→ **What is being asked**: Reproduce the records precisely. Every line should be included.

→ **Input data**:
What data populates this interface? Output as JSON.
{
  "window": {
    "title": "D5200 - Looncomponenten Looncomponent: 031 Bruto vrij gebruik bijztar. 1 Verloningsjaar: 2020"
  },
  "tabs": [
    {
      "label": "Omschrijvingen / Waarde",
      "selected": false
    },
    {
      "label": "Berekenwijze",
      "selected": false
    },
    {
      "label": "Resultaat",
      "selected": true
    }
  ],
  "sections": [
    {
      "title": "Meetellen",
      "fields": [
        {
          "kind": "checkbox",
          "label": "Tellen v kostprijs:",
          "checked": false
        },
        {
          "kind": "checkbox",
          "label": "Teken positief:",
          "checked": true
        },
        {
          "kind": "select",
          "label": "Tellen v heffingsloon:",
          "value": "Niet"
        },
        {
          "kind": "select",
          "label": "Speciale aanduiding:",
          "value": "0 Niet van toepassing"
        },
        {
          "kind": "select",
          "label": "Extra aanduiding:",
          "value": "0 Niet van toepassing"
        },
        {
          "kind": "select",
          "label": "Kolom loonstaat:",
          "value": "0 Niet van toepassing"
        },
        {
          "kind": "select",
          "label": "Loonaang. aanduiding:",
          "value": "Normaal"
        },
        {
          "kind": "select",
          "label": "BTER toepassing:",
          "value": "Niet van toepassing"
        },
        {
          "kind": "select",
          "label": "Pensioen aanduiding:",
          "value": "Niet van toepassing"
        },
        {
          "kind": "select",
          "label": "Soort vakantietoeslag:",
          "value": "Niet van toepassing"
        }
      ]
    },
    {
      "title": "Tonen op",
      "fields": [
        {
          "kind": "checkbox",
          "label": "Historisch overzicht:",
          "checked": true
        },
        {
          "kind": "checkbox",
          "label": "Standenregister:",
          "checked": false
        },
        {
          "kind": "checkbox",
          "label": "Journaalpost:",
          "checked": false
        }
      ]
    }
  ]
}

→ **Answer to this task**:
What data populates this interface? Output as JSON.
{
  "window": {
    "title": "D5200 - Looncomponenten Looncomponent: 031 Bruto vrij gebruik bijztar. 1 Verloningsjaar: 2020"
  },
  "tabs": [
    {
      "label": "Omschrijvingen / Waarde",
      "selected": false
    },
    {
      "label": "Berekenwijze",
      "selected": false
    },
    {
      "label": "Resultaat",
      "selected": true
    }
  ],
  "sections": [
    {
      "title": "Meetellen",
      "fields": [
        {
          "kind": "checkbox",
          "label": "Tellen v kostprijs:",
          "checked": false
        },
        {
          "kind": "checkbox",
          "label": "Teken positief:",
          "checked": true
        },
        {
          "kind": "select",
          "label": "Tellen v heffingsloon:",
          "value": "Niet"
        },
        {
          "kind": "select",
          "label": "Speciale aanduiding:",
          "value": "0 Niet van toepassing"
        },
        {
          "kind": "select",
          "label": "Extra aanduiding:",
          "value": "0 Niet van toepassing"
        },
        {
          "kind": "select",
          "label": "Kolom loonstaat:",
          "value": "0 Niet van toepassing"
        },
        {
          "kind": "select",
          "label": "Loonaang. aanduiding:",
          "value": "Normaal"
        },
        {
          "kind": "select",
          "label": "BTER toepassing:",
          "value": "Niet van toepassing"
        },
        {
          "kind": "select",
          "label": "Pensioen aanduiding:",
          "value": "Niet van toepassing"
        },
        {
          "kind": "select",
          "label": "Soort vakantietoeslag:",
          "value": "Niet van toepassing"
        }
      ]
    },
    {
      "title": "Tonen op",
      "fields": [
        {
          "kind": "checkbox",
          "label": "Historisch overzicht:",
          "checked": true
        },
        {
          "kind": "checkbox",
          "label": "Standenregister:",
          "checked": false
        },
        {
          "kind": "checkbox",
          "label": "Journaalpost:",
          "checked": false
        }
      ]
    }
  ]
}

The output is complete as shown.